Now that we're heading into the dark, cold winter months, it's time to start pouring countless hours into researching and trying out weird supplements to ward off and relieve the dreaded common cold. Right? Well, it turns out you might be better off just accepting that you're going to get a cold — and that you'll be okay regardless.
According to the Centers for Disease Control and Prevention (CDC), adults get at least two colds per year on average. And other estimates suggest we actually get up to five annually. So despite how invincible you may think you are, you're just not going to outrun the common cold forever. Let she who is without a cold throw the first Airborne tablet.
Let's take it back to Health 101 for a sec: A cold is an infection, most often caused by a virus. It affects your upper respiratory system, a.k.a. your nose and throat. So the most common symptoms are a sore throat, stuffy/runny nose, and fatigue. But because there are so many different viruses that can cause colds (and we all have our peculiar ways of reacting to them), exact symptoms may vary.

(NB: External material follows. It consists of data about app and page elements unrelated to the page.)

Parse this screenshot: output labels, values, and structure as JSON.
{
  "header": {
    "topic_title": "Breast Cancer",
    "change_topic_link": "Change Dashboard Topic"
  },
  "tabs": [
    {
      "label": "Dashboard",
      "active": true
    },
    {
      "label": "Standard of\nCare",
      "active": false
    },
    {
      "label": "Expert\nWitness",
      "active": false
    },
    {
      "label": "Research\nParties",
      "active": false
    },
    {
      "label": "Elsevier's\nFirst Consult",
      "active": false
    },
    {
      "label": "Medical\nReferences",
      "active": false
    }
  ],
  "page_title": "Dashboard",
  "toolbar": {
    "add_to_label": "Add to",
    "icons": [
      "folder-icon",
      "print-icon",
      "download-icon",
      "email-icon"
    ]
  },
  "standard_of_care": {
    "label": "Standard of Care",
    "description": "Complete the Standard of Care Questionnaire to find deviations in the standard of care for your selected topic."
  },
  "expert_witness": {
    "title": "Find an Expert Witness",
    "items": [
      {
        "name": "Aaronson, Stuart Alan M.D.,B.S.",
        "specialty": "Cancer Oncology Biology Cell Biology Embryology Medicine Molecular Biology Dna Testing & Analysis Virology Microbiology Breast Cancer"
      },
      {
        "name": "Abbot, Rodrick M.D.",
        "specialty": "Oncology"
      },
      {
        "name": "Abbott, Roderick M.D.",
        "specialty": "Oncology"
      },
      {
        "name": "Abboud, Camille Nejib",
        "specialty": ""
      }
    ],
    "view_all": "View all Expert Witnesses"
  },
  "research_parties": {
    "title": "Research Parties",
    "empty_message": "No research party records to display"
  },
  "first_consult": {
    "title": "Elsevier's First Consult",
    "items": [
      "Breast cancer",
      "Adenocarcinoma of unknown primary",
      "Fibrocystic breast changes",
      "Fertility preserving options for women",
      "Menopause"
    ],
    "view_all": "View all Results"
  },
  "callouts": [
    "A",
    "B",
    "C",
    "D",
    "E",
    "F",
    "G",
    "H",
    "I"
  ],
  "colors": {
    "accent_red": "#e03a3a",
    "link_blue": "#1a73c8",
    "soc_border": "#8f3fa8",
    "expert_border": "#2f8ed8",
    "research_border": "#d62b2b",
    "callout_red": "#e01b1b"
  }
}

The common cold is also "self-limiting" which means that, like a TV miniseries, it lasts for a finite amount of time. This is because the unpleasant symptoms we associate with the cold are actually due mostly to our immune system trying to get rid of the infection. Once it's gone, they go, too.
Although having to take time off work to deal with your plugged-up head always sucks, healthy adults (those whose immune systems aren't compromised in some way) are great at surviving colds. So the worry isn't the cold itself; rather, it's the complications that can develop from a particularly difficult-to-beat bout of the illness. For instance, if your sinus tissue becomes too inflamed from all that snot-blowing, your sinuses may end up secreting even more snot, causing a sinus infection. If your lungs become inflamed and infected, too, you can develop bronchitis. These illnesses often require significantly more work to treat (and are even less fun) than your average cold.
It's estimated that Americans spend around $3 billion every year on supplements to prevent and treat colds. Which is kind of wild when you consider that there's little conclusive evidence that any of these remedies work. In a 2013 Cochrane review, researchers went through all the available evidence and found that vitamin C supplementation had no effect on how many colds participants got. However, there was a very mild effect of vitamin C supplements on the duration of colds: At best, all that OJ could cut your cold short by one day, which may or may not mean a lot to you.
Until earlier this year, there was a bit more indication that zinc supplements could help. But the review we were basing our hopes on was withdrawn in April. Zinc is still somewhat promising because we've known for decades that, in lab settings (i.e. test tubes), it can keep the rhinoviruses most often responsible for colds from replicating. But in clinical trials, we haven't seen anything conclusive. And when zinc is taken in high enough doses to see any (moderate at best) cold-busting effects, people also report some pretty unpleasant tummy trouble. Plus, most of the time, zinc tastes gross.
So it may be time to accept that your body is doing most of the anti-cold work already. If you have a favourite over-the-counter remedy that you swear makes you feel better (mine is alternating glasses of tangerine-flavoured Emergen-C and mugs of tea with spicy honey), know that you may be experiencing the deceptive — but potentially effective — placebo effect. Not that there's anything wrong with that.
All of this ambiguity leads us back to the fact that the standard cold-busting advice is still the best, even if it's not very exciting. This includes avoiding hanging out with people who are sick, and washing your hands frequently to stave off illness — and to prevent spreading any germs your hands do pick up. But when you are sick, do your best to take it easy, stay hydrated, and know when to kick it up a notch and see your doctor (e.g. when your cold won't go away after a week, or when your fever is over 100.5 degrees). Your doc can help figure out if your cold has progressed to something more serious, and he or she may prescribe antibiotics if your illness seems to have been caused by bacteria rather than a virus.
So yeah, we admit that an MD is your best bet for real cold advice. But know this: We're all going to get a cold at some point, and gulping down grapefruit juice like your life depends on it isn't going to change your chances.
Oh, and please do get a flu shot.